The Organisation for Economic Co-operation and Development (OECD) says in a new report that Finland should spend more money on mental health care services.
The report notes that Finland still has relatively high suicide rates.
There are large differences in provision of mental health care services across regions within Finland, according to the OECD’s new report Making Mental Health Care Count, but authorities have attempted to resolve these by innovations such as consultation by video link.
The report compares how healthcare systems in OECD countries treat mentally ill people, and finds that spending went down from 5.5 percent of the healthcare budget to 4.5 percent between 2000 and 2010. In 2012 it jumped again to 5.4 percent, which the report describes as ‘an encouraging sign’.
The report also says Finland has put in place services targeted at children and young people, but says that suicide rates remain high at 16.4 per 100,000 of population. That is despite a drop in suicide rates between 2000 and 2011.
Related stories from around the North:
Canada: Nunavut filmmakers turn the lens on suicide, CBC News
Finland: Accidents, suicide most common cause of children’s deaths in Finland, Yle News
Sweden: Sámi Healthiest in Arctic: But at what cost?, Radio Sweden
Russia: Why high suicide rates in Arctic Russia?, Deutsche Welle’s Ice-Blogger

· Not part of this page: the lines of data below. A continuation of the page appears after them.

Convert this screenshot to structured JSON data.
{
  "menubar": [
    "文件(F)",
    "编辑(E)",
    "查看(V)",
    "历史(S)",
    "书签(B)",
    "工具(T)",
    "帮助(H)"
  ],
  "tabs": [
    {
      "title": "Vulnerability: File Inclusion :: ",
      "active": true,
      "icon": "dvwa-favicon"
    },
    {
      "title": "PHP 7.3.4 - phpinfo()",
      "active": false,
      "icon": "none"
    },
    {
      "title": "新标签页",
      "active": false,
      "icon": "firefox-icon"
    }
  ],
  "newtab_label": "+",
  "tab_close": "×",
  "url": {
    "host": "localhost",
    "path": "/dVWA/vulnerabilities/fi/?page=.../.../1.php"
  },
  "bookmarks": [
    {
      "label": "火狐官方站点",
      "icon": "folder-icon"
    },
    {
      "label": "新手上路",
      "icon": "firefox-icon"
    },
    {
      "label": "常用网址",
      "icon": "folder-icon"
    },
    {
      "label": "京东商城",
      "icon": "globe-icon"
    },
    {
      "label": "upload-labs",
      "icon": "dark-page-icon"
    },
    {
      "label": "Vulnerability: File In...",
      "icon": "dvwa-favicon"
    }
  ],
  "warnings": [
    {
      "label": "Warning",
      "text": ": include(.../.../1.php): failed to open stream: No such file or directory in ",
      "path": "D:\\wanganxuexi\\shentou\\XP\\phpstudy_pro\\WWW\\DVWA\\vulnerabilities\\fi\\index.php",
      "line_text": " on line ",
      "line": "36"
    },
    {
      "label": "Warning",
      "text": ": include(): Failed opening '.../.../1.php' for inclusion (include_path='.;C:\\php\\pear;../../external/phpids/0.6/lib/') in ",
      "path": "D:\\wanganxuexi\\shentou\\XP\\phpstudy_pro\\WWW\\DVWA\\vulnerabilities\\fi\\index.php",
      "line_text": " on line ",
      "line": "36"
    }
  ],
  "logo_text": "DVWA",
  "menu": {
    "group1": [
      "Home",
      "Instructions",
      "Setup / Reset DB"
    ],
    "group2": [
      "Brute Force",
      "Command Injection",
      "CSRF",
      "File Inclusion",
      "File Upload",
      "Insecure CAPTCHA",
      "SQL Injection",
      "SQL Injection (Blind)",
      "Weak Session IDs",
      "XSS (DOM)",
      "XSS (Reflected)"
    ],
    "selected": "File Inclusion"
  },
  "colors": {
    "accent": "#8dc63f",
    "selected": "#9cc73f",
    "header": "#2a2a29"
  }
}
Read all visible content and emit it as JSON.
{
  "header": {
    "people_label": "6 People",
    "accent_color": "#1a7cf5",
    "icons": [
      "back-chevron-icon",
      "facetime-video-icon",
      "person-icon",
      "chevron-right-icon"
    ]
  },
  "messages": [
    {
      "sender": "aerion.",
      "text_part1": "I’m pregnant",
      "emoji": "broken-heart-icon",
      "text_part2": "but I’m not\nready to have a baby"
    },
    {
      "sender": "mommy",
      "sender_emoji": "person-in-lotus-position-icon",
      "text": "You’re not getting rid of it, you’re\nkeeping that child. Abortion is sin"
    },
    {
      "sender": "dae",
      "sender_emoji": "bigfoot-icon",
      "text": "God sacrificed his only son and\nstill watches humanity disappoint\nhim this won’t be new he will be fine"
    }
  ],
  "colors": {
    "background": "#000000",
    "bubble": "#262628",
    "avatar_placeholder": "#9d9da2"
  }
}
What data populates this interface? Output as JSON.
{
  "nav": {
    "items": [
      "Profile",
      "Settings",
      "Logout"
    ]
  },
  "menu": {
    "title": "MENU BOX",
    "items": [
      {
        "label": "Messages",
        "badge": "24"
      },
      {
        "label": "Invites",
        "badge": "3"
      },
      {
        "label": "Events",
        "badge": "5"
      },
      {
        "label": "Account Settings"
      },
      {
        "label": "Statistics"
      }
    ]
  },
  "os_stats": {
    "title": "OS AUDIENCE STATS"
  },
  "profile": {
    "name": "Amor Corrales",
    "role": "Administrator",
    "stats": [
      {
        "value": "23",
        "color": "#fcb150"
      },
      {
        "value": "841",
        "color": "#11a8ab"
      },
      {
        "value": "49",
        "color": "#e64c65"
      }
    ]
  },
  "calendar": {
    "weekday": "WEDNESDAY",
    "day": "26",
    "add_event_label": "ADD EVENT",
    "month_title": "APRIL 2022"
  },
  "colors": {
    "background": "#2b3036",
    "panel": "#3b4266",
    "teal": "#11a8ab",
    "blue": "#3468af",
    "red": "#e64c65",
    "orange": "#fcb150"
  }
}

United States: Suicide rates increase as Alaska communities are farther North, Alaska Dispatch